• What needs to be done: Each entry needs to be copied exactly, with nothing left out.
===== Material to process =====
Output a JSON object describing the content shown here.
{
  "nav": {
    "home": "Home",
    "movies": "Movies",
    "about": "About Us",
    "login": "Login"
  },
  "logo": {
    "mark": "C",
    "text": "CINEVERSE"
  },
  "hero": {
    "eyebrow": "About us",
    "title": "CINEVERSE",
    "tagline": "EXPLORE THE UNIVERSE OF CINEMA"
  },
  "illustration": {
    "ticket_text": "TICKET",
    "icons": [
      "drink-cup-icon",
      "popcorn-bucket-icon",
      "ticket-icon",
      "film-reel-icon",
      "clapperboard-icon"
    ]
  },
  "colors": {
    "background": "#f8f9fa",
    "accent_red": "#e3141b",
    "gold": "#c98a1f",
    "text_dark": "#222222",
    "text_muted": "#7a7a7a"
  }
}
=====
• Expected answer:
Output a JSON object describing the content shown here.
{
  "nav": {
    "home": "Home",
    "movies": "Movies",
    "about": "About Us",
    "login": "Login"
  },
  "logo": {
    "mark": "C",
    "text": "CINEVERSE"
  },
  "hero": {
    "eyebrow": "About us",
    "title": "CINEVERSE",
    "tagline": "EXPLORE THE UNIVERSE OF CINEMA"
  },
  "illustration": {
    "ticket_text": "TICKET",
    "icons": [
      "drink-cup-icon",
      "popcorn-bucket-icon",
      "ticket-icon",
      "film-reel-icon",
      "clapperboard-icon"
    ]
  },
  "colors": {
    "background": "#f8f9fa",
    "accent_red": "#e3141b",
    "gold": "#c98a1f",
    "text_dark": "#222222",
    "text_muted": "#7a7a7a"
  }
}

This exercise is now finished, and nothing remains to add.